Au revoir…


  • 2 eggs
  • 85 g caster sugar
  • 2 tsp clear honey
  • 4 cardamom pods, seeds only, ground finely using a pestle and mortar
  • 2 unwaxed oranges, finely grated zest only
  • 90 g unsalted butter, melted, plus extra for greasing
  • 90 g plain flour, plus extra for dusting
  • 100 g ground almonds
  • 1 pinch fine sea salt
  • 0.5 tsp baking powder
  • 2 tbsp milk
  • 1 tbsp icing sugar (confectioner’s sugar), for dusting (optional)

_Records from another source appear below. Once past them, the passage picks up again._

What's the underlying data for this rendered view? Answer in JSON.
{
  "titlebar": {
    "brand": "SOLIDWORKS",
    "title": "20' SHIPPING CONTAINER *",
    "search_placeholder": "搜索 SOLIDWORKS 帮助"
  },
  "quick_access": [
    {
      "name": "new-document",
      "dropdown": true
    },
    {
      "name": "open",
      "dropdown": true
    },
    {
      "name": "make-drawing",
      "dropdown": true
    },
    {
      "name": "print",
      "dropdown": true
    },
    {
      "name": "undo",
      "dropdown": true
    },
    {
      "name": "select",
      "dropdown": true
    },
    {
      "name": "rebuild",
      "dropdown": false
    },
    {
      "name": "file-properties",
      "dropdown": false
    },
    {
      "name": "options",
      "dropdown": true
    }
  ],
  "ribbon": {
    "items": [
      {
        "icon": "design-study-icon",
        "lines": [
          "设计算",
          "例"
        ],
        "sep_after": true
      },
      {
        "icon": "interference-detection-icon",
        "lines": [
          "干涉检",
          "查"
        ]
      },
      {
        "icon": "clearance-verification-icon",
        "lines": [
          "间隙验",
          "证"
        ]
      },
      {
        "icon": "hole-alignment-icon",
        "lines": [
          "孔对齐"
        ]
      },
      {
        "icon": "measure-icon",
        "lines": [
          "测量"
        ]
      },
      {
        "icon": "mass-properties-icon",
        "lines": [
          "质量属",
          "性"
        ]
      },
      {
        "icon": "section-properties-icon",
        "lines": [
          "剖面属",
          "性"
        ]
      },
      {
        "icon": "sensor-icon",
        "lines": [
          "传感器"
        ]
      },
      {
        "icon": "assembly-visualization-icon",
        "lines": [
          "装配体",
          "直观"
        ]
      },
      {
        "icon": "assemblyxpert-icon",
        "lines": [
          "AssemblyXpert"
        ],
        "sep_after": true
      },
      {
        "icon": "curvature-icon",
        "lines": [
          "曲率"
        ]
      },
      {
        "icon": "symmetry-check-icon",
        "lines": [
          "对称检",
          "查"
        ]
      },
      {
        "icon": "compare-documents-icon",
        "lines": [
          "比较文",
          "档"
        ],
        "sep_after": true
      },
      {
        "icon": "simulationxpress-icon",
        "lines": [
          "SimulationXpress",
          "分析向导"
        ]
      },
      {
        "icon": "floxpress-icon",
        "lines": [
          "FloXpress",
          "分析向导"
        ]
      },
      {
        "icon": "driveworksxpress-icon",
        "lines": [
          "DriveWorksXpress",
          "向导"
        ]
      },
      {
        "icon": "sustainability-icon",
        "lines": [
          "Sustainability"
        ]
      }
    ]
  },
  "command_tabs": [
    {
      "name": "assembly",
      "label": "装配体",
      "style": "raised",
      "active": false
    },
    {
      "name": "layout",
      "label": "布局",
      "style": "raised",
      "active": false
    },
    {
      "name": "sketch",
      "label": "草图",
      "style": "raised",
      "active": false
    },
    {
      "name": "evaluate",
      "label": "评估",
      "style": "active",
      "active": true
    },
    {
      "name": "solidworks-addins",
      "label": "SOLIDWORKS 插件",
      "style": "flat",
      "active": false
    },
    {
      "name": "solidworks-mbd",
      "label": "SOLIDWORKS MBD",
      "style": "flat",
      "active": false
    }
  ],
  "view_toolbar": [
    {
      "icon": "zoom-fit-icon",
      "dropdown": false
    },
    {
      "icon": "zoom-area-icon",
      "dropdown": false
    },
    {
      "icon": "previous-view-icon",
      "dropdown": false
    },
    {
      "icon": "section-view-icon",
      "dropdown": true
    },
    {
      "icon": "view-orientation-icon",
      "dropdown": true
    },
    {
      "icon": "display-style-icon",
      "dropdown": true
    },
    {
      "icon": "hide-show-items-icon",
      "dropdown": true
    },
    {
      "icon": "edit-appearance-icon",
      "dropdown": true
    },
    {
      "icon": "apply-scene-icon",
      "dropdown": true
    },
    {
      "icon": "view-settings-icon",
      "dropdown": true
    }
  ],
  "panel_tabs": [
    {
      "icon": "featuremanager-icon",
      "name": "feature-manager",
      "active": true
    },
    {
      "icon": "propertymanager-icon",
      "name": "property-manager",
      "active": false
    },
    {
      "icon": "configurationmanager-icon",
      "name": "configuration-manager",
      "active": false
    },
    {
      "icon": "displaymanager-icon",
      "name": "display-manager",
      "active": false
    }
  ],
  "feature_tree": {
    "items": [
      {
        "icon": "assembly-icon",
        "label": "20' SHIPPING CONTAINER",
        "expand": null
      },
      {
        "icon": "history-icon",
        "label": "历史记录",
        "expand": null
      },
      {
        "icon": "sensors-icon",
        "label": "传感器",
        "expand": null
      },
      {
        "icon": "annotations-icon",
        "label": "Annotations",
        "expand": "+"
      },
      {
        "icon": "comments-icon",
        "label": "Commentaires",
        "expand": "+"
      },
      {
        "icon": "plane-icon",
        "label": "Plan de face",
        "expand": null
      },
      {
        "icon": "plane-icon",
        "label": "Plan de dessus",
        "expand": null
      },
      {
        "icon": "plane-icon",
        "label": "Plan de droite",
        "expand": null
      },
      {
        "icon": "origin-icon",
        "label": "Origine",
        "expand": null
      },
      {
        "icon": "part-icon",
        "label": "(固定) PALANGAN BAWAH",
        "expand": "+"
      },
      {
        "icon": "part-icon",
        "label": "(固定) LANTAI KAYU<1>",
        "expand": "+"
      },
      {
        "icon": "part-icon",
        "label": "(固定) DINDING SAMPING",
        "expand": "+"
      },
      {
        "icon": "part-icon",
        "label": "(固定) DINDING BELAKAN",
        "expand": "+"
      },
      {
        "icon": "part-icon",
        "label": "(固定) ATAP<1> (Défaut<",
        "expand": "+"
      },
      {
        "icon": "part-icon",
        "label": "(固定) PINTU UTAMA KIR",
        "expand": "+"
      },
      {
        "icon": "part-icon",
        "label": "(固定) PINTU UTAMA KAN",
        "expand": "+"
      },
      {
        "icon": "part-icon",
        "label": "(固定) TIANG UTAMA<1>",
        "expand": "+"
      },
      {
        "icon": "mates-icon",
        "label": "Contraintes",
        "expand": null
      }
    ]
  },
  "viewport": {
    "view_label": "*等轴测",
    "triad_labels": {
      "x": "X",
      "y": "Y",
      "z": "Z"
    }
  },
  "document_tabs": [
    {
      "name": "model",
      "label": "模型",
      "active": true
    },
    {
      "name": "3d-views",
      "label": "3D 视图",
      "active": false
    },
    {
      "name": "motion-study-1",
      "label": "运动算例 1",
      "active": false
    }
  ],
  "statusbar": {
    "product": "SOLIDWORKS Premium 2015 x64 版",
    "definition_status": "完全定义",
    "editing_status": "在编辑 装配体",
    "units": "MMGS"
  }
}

  1. Put the eggs and sugar into a large mixing bowl and beat together until pale and creamy.
  2. Add the honey, ground cardamom and orange zest, and mix well.
  3. Incorporate the melted butter, followed by the flour, ground almonds, salt and baking powder. Mix until evenly combined, then stir in the milk.
  4. Cover the bowl with clingfilm and refrigerate for 1 hour (or overnight, if you wish).
  5. Preheat the oven to 200°C/392°F/gas mark 6.
  6. Melt a little butter and, using a pastry brush, brush the recesses of a madeleine mould generously with it, then dust with a little flour, shaking off any excess.
  7. Transfer 1 tablespoon (not too heaped) of the batter into each of the mould’s recesses.
  8. Bake for 10–12 minutes, until nicely golden brown.
  9. Once cool enough to touch, remove from the moulds. Repeat with any remaining batter.
  10.  Dust the madeleines with a little icing sugar, if desired, and serve immediately.

Reference: Sabrina Ghayour – Bazaar